• [AIM OF THE TASK]: Scan the data below for lines holding the word "hint", and copy each line found.

EXTRACTED RECORDS Block Start

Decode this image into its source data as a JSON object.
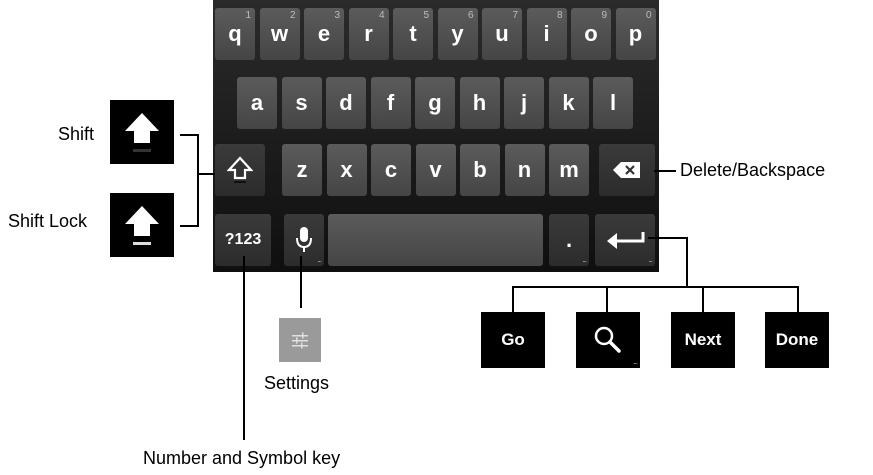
{
  "keyboard": {
    "row1": [
      {
        "key": "q",
        "hint": "1"
      },
      {
        "key": "w",
        "hint": "2"
      },
      {
        "key": "e",
        "hint": "3"
      },
      {
        "key": "r",
        "hint": "4"
      },
      {
        "key": "t",
        "hint": "5"
      },
      {
        "key": "y",
        "hint": "6"
      },
      {
        "key": "u",
        "hint": "7"
      },
      {
        "key": "i",
        "hint": "8"
      },
      {
        "key": "o",
        "hint": "9"
      },
      {
        "key": "p",
        "hint": "0"
      }
    ],
    "row2": [
      "a",
      "s",
      "d",
      "f",
      "g",
      "h",
      "j",
      "k",
      "l"
    ],
    "row3": [
      "z",
      "x",
      "c",
      "v",
      "b",
      "n",
      "m"
    ],
    "symbols_key": "?123",
    "period_key": "."
  },
  "callouts": {
    "shift": "Shift",
    "shift_lock": "Shift Lock",
    "delete": "Delete/Backspace",
    "settings": "Settings",
    "number_symbol": "Number and Symbol key"
  },
  "enter_variants": {
    "go": "Go",
    "next": "Next",
    "done": "Done"
  },
  "icons": [
    "shift-icon",
    "shift-lock-icon",
    "delete-icon",
    "mic-icon",
    "enter-icon",
    "search-icon",
    "settings-icon"
  ]
}
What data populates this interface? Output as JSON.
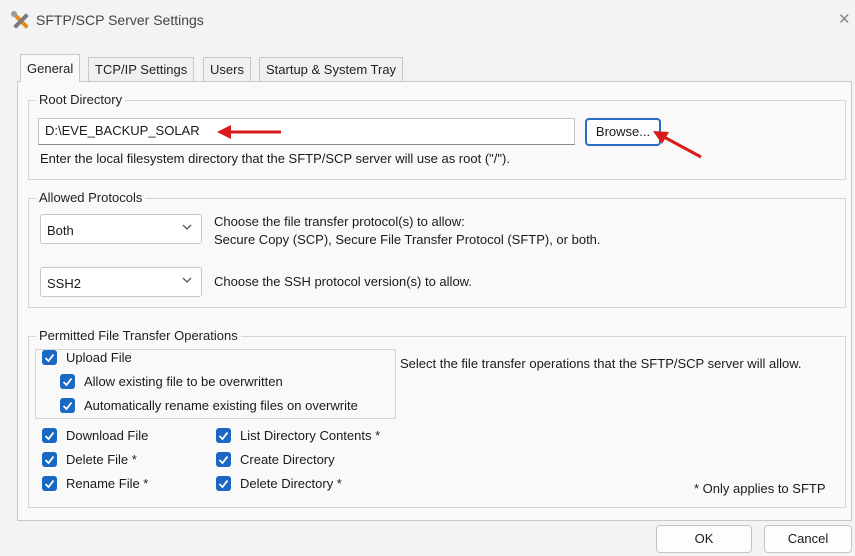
{
  "window": {
    "title": "SFTP/SCP Server Settings"
  },
  "tabs": [
    "General",
    "TCP/IP Settings",
    "Users",
    "Startup & System Tray"
  ],
  "root_directory": {
    "legend": "Root Directory",
    "value": "D:\\EVE_BACKUP_SOLAR",
    "browse_label": "Browse...",
    "hint": "Enter the local filesystem directory that the SFTP/SCP server will use as root (\"/\")."
  },
  "allowed_protocols": {
    "legend": "Allowed Protocols",
    "protocol_value": "Both",
    "protocol_desc_1": "Choose the file transfer protocol(s) to allow:",
    "protocol_desc_2": "Secure Copy (SCP), Secure File Transfer Protocol (SFTP), or both.",
    "ssh_value": "SSH2",
    "ssh_desc": "Choose the SSH protocol version(s) to allow."
  },
  "operations": {
    "legend": "Permitted File Transfer Operations",
    "upload": "Upload File",
    "allow_overwrite": "Allow existing file to be overwritten",
    "auto_rename": "Automatically rename existing files on overwrite",
    "download": "Download File",
    "delete": "Delete File *",
    "rename": "Rename File *",
    "list_dir": "List Directory Contents *",
    "create_dir": "Create Directory",
    "delete_dir": "Delete Directory *",
    "description": "Select the file transfer operations that the SFTP/SCP server will allow.",
    "footnote": "* Only applies to SFTP"
  },
  "buttons": {
    "ok": "OK",
    "cancel": "Cancel"
  },
  "colors": {
    "accent": "#1a68c4",
    "annotation": "#d81b1b"
  }
}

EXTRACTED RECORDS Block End

• [RESPONSE TO THE TASK]:
        "hint": "1"
        "hint": "2"
        "hint": "3"
        "hint": "4"
        "hint": "5"
        "hint": "6"
        "hint": "7"
        "hint": "8"
        "hint": "9"
        "hint": "0"
    "hint": "Enter the local filesystem directory that the SFTP/SCP server will use as root (\"/\")."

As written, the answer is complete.